Host and guest
The spiritual practice of loving hospitality is about accepting the desperate phone calls in the middle of the night. It’s about welcoming the lost and making room for travelers. It’s about belonging and having a place at the table. Hospitality is warmth of love given and received.
The Greek word xenos means both host and guest. The root word of hospitality – hospes – claims both the host and guest as one. Martha received Jesus as a guest (Luke 10:38). After he had received Martha’s gift of hospitality, he became the host and offered his own gifts to Mary. The men along the road to Emmaus (Luke 24:13-35) offered to host and feed a “stranger.” Jesus turned the tables on their hospitality and became the host by breaking the bread.
Is Jesus just a bad guest? What do you think of this table-turning hospitality? What is your experience as both host and guest. As a host, what do you give? How does your hospitality make room for your guests to give? When have you turned the table on a guest? Have you, as a guest, ever found yourself in the host’s chair?

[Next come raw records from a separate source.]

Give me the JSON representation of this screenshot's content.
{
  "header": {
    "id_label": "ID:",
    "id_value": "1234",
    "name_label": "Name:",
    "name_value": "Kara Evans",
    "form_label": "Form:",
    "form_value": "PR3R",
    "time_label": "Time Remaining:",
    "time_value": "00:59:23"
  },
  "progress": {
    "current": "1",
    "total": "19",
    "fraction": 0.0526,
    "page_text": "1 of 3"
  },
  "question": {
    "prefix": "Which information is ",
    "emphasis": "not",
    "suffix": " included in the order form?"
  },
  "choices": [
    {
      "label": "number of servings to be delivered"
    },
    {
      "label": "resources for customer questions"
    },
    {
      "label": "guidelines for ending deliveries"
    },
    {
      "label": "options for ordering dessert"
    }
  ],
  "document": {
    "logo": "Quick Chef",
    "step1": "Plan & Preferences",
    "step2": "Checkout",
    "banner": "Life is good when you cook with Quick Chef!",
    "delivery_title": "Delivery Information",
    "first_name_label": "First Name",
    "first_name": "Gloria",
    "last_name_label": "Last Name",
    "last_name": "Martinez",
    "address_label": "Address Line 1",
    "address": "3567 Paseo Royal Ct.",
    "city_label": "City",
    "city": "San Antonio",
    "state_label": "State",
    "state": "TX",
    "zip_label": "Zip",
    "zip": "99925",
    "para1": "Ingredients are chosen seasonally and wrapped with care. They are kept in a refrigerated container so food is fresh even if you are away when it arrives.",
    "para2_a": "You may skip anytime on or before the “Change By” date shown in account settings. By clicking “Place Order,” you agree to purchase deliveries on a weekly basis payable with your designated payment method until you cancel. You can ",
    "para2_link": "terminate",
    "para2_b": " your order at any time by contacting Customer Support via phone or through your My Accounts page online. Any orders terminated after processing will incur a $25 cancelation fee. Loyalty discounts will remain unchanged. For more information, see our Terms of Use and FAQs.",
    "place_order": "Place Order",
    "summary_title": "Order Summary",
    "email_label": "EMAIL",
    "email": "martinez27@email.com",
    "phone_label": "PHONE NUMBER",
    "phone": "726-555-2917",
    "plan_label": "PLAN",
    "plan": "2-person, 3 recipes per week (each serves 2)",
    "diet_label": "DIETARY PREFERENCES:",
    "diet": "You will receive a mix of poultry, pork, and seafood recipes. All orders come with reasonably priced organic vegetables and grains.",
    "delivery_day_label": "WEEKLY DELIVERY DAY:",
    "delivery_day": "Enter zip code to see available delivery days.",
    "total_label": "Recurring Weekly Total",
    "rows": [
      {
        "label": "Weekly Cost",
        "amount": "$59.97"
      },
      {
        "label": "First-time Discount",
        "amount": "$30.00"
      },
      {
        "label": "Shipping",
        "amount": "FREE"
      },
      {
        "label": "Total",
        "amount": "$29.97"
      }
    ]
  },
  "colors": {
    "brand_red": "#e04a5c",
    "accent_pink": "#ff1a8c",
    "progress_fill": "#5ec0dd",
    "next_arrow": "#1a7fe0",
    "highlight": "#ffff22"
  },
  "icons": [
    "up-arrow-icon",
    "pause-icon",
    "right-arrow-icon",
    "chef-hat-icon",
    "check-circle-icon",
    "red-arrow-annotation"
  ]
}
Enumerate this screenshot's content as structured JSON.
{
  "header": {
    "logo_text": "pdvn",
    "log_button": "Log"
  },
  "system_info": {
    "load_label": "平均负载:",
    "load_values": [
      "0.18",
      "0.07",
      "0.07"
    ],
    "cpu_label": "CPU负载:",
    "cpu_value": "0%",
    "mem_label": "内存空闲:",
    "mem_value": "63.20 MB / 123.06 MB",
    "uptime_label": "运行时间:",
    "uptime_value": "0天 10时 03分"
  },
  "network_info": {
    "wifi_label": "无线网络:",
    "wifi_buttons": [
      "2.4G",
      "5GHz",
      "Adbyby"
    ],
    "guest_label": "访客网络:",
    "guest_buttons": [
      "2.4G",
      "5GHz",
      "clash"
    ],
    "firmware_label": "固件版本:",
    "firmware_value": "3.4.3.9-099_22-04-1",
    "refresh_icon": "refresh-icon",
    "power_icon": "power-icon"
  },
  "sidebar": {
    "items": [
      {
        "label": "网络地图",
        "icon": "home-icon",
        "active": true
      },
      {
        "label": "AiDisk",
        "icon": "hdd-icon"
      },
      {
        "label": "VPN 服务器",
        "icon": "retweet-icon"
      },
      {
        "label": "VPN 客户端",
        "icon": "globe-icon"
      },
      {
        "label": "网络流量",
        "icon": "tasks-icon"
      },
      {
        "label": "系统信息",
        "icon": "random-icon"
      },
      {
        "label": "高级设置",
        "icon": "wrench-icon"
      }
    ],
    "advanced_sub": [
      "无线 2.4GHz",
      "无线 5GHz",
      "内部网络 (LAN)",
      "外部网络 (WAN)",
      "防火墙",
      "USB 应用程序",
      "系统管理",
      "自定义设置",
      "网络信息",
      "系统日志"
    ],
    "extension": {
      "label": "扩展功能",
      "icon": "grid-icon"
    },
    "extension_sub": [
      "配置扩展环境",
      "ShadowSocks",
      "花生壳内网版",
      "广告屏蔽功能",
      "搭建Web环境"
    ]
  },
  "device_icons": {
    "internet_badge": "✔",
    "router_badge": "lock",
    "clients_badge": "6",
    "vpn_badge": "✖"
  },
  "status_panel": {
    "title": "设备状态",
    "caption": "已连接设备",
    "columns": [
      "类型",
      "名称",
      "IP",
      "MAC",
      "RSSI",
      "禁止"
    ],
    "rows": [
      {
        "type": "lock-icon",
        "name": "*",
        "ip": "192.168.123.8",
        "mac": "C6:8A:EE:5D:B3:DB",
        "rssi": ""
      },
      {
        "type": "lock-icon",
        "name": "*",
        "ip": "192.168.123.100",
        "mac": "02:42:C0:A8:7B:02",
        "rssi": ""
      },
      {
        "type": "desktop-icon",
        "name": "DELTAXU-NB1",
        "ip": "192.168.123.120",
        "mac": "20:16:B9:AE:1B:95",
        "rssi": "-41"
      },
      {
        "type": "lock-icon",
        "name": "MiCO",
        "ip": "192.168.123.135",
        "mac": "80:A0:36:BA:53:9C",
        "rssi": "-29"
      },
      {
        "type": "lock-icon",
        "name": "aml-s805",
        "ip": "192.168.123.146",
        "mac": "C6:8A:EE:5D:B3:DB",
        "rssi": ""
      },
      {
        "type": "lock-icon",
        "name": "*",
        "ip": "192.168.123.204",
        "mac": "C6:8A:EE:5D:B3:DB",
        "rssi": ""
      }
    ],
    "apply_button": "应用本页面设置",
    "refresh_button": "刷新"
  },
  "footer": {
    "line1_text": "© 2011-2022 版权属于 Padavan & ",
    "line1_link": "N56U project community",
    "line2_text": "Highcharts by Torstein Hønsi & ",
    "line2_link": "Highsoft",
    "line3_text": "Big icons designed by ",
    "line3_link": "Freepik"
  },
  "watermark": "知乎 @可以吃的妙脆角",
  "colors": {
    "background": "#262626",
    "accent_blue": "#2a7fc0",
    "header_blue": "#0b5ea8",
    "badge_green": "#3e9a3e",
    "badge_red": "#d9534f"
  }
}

From beginning to end, the Scriptures call us to love our neighbour. Words of the law direct God’s chosen ones to love the stranger, open our hearts and hand to the poor and needy, and eat with our enemies. The gospel summons believers to welcome and give care to the least. The call is not in question. How to carry out the call is in question. How do you swing the door open wide enough to embrace your neighbour? How does your worshipping community make room to love and care for all human beings?
Sometimes the door slams on hospitality. After the events of Christ’s crucifixion and resurrection, fear forced the disciples to lock the door. Fear kept the disciples a “safe distance” away from all that threatened them. Yet, Jesus calls us to overcome our fears and be hospitable to all persons. We are to reach out to help those in need, and do the simple things like be a listening ear when needed. God’s love smothers us with a genuine concern for all persons when we have the doors of our hearts open to receiving that love. When our hearts are open, our doors are too.
Jesus stood among the disciples. He offered peace in exchange for their fears and anxious feelings. This peace has the power to change hostis (enemy) into hospes (guest).
Put into practice
At one time or another, we are all strangers. Pray the Scripture from Deuteronomy 10:12-21. Invite God to give you a stranger’s insight into loving hospitality. Listen for ways you might reach out to someone – as one stranger to another. You could volunteer to take food to shut-ins, to welcome visitors in the church, or do other acts of hospitality you can think of.